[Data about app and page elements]
——
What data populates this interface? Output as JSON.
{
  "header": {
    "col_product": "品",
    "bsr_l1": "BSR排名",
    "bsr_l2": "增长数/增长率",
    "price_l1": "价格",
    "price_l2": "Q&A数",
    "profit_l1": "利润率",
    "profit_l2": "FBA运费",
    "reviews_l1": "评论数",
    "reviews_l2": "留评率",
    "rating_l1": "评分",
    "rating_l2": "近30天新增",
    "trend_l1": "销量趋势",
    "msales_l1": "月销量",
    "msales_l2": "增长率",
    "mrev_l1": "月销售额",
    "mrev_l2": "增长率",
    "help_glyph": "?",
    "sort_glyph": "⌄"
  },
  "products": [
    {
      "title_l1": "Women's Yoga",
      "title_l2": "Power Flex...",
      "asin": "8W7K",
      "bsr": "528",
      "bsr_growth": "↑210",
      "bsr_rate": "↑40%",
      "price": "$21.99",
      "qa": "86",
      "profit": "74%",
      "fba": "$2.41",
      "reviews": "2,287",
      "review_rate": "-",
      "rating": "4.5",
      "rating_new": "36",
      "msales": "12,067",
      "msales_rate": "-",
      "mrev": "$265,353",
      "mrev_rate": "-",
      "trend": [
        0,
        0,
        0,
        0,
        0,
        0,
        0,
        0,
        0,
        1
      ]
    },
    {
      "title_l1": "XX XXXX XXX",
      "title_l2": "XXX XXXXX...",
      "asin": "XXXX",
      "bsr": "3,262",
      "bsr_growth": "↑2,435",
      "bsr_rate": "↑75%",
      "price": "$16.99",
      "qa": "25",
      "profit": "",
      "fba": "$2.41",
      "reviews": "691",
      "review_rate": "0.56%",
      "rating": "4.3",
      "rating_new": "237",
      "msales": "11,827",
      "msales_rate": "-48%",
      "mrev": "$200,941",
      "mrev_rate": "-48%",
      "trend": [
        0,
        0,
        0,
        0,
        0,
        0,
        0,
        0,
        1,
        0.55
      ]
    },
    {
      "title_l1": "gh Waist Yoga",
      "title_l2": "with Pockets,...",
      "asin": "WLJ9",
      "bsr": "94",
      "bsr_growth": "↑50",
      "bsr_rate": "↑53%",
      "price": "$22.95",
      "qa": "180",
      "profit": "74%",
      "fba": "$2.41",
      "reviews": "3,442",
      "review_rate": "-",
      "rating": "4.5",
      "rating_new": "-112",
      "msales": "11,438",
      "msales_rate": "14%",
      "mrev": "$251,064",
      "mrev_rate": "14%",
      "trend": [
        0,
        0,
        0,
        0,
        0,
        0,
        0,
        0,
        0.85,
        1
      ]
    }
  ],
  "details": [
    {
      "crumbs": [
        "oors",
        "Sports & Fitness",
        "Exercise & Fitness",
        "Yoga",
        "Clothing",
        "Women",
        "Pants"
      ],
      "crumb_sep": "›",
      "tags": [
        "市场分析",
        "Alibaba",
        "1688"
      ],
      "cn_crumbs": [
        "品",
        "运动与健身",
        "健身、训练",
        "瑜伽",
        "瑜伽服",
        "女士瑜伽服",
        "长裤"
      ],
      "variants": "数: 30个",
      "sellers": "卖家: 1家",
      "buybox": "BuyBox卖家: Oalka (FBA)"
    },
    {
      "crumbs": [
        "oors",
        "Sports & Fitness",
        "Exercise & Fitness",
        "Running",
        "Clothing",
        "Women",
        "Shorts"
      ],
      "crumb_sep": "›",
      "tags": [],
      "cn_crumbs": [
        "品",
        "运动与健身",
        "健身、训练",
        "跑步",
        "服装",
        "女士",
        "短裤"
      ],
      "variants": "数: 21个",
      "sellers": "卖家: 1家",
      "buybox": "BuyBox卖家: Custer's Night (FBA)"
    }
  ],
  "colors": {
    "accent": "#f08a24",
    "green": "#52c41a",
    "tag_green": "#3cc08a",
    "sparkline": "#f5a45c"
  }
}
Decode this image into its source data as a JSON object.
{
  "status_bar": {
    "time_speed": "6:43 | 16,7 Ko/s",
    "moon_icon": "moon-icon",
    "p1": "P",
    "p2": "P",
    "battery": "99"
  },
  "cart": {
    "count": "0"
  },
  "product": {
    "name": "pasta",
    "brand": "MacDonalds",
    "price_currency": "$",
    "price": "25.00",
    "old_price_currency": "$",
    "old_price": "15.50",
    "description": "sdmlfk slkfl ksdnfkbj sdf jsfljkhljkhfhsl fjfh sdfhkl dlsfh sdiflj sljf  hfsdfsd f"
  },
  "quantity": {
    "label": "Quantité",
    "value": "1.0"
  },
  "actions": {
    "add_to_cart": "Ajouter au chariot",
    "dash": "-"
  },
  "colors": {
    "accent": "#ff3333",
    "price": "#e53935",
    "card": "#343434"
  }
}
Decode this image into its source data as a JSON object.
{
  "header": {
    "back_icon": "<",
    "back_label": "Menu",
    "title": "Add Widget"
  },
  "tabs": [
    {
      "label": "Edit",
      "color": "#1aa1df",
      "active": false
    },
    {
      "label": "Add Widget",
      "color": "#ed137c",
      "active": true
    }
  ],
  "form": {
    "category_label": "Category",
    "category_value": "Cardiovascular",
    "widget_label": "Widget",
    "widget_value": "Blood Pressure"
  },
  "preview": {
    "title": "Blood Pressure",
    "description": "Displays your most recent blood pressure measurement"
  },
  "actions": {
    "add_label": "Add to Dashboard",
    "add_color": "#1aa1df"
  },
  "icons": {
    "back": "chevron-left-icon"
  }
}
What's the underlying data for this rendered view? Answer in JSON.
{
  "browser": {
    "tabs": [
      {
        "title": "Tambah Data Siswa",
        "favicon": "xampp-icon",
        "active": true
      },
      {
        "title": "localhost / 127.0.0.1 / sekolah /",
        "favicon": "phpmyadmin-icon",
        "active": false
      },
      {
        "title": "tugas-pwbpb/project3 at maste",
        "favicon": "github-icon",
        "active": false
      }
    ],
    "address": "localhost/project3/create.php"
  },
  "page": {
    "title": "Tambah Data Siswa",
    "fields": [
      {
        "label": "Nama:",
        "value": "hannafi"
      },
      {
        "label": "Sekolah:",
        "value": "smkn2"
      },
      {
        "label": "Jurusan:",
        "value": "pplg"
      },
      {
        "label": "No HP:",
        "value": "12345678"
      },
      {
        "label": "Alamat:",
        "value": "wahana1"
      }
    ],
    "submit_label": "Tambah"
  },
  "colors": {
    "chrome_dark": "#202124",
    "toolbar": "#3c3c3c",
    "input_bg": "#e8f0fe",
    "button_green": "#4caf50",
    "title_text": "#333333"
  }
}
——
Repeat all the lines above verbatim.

RESULT FOR THIS EXERCISE
What data populates this interface? Output as JSON.
{
  "header": {
    "col_product": "品",
    "bsr_l1": "BSR排名",
    "bsr_l2": "增长数/增长率",
    "price_l1": "价格",
    "price_l2": "Q&A数",
    "profit_l1": "利润率",
    "profit_l2": "FBA运费",
    "reviews_l1": "评论数",
    "reviews_l2": "留评率",
    "rating_l1": "评分",
    "rating_l2": "近30天新增",
    "trend_l1": "销量趋势",
    "msales_l1": "月销量",
    "msales_l2": "增长率",
    "mrev_l1": "月销售额",
    "mrev_l2": "增长率",
    "help_glyph": "?",
    "sort_glyph": "⌄"
  },
  "products": [
    {
      "title_l1": "Women's Yoga",
      "title_l2": "Power Flex...",
      "asin": "8W7K",
      "bsr": "528",
      "bsr_growth": "↑210",
      "bsr_rate": "↑40%",
      "price": "$21.99",
      "qa": "86",
      "profit": "74%",
      "fba": "$2.41",
      "reviews": "2,287",
      "review_rate": "-",
      "rating": "4.5",
      "rating_new": "36",
      "msales": "12,067",
      "msales_rate": "-",
      "mrev": "$265,353",
      "mrev_rate": "-",
      "trend": [
        0,
        0,
        0,
        0,
        0,
        0,
        0,
        0,
        0,
        1
      ]
    },
    {
      "title_l1": "XX XXXX XXX",
      "title_l2": "XXX XXXXX...",
      "asin": "XXXX",
      "bsr": "3,262",
      "bsr_growth": "↑2,435",
      "bsr_rate": "↑75%",
      "price": "$16.99",
      "qa": "25",
      "profit": "",
      "fba": "$2.41",
      "reviews": "691",
      "review_rate": "0.56%",
      "rating": "4.3",
      "rating_new": "237",
      "msales": "11,827",
      "msales_rate": "-48%",
      "mrev": "$200,941",
      "mrev_rate": "-48%",
      "trend": [
        0,
        0,
        0,
        0,
        0,
        0,
        0,
        0,
        1,
        0.55
      ]
    },
    {
      "title_l1": "gh Waist Yoga",
      "title_l2": "with Pockets,...",
      "asin": "WLJ9",
      "bsr": "94",
      "bsr_growth": "↑50",
      "bsr_rate": "↑53%",
      "price": "$22.95",
      "qa": "180",
      "profit": "74%",
      "fba": "$2.41",
      "reviews": "3,442",
      "review_rate": "-",
      "rating": "4.5",
      "rating_new": "-112",
      "msales": "11,438",
      "msales_rate": "14%",
      "mrev": "$251,064",
      "mrev_rate": "14%",
      "trend": [
        0,
        0,
        0,
        0,
        0,
        0,
        0,
        0,
        0.85,
        1
      ]
    }
  ],
  "details": [
    {
      "crumbs": [
        "oors",
        "Sports & Fitness",
        "Exercise & Fitness",
        "Yoga",
        "Clothing",
        "Women",
        "Pants"
      ],
      "crumb_sep": "›",
      "tags": [
        "市场分析",
        "Alibaba",
        "1688"
      ],
      "cn_crumbs": [
        "品",
        "运动与健身",
        "健身、训练",
        "瑜伽",
        "瑜伽服",
        "女士瑜伽服",
        "长裤"
      ],
      "variants": "数: 30个",
      "sellers": "卖家: 1家",
      "buybox": "BuyBox卖家: Oalka (FBA)"
    },
    {
      "crumbs": [
        "oors",
        "Sports & Fitness",
        "Exercise & Fitness",
        "Running",
        "Clothing",
        "Women",
        "Shorts"
      ],
      "crumb_sep": "›",
      "tags": [],
      "cn_crumbs": [
        "品",
        "运动与健身",
        "健身、训练",
        "跑步",
        "服装",
        "女士",
        "短裤"
      ],
      "variants": "数: 21个",
      "sellers": "卖家: 1家",
      "buybox": "BuyBox卖家: Custer's Night (FBA)"
    }
  ],
  "colors": {
    "accent": "#f08a24",
    "green": "#52c41a",
    "tag_green": "#3cc08a",
    "sparkline": "#f5a45c"
  }
}
Decode this image into its source data as a JSON object.
{
  "status_bar": {
    "time_speed": "6:43 | 16,7 Ko/s",
    "moon_icon": "moon-icon",
    "p1": "P",
    "p2": "P",
    "battery": "99"
  },
  "cart": {
    "count": "0"
  },
  "product": {
    "name": "pasta",
    "brand": "MacDonalds",
    "price_currency": "$",
    "price": "25.00",
    "old_price_currency": "$",
    "old_price": "15.50",
    "description": "sdmlfk slkfl ksdnfkbj sdf jsfljkhljkhfhsl fjfh sdfhkl dlsfh sdiflj sljf  hfsdfsd f"
  },
  "quantity": {
    "label": "Quantité",
    "value": "1.0"
  },
  "actions": {
    "add_to_cart": "Ajouter au chariot",
    "dash": "-"
  },
  "colors": {
    "accent": "#ff3333",
    "price": "#e53935",
    "card": "#343434"
  }
}
Decode this image into its source data as a JSON object.
{
  "header": {
    "back_icon": "<",
    "back_label": "Menu",
    "title": "Add Widget"
  },
  "tabs": [
    {
      "label": "Edit",
      "color": "#1aa1df",
      "active": false
    },
    {
      "label": "Add Widget",
      "color": "#ed137c",
      "active": true
    }
  ],
  "form": {
    "category_label": "Category",
    "category_value": "Cardiovascular",
    "widget_label": "Widget",
    "widget_value": "Blood Pressure"
  },
  "preview": {
    "title": "Blood Pressure",
    "description": "Displays your most recent blood pressure measurement"
  },
  "actions": {
    "add_label": "Add to Dashboard",
    "add_color": "#1aa1df"
  },
  "icons": {
    "back": "chevron-left-icon"
  }
}
What's the underlying data for this rendered view? Answer in JSON.
{
  "browser": {
    "tabs": [
      {
        "title": "Tambah Data Siswa",
        "favicon": "xampp-icon",
        "active": true
      },
      {
        "title": "localhost / 127.0.0.1 / sekolah /",
        "favicon": "phpmyadmin-icon",
        "active": false
      },
      {
        "title": "tugas-pwbpb/project3 at maste",
        "favicon": "github-icon",
        "active": false
      }
    ],
    "address": "localhost/project3/create.php"
  },
  "page": {
    "title": "Tambah Data Siswa",
    "fields": [
      {
        "label": "Nama:",
        "value": "hannafi"
      },
      {
        "label": "Sekolah:",
        "value": "smkn2"
      },
      {
        "label": "Jurusan:",
        "value": "pplg"
      },
      {
        "label": "No HP:",
        "value": "12345678"
      },
      {
        "label": "Alamat:",
        "value": "wahana1"
      }
    ],
    "submit_label": "Tambah"
  },
  "colors": {
    "chrome_dark": "#202124",
    "toolbar": "#3c3c3c",
    "input_bg": "#e8f0fe",
    "button_green": "#4caf50",
    "title_text": "#333333"
  }
}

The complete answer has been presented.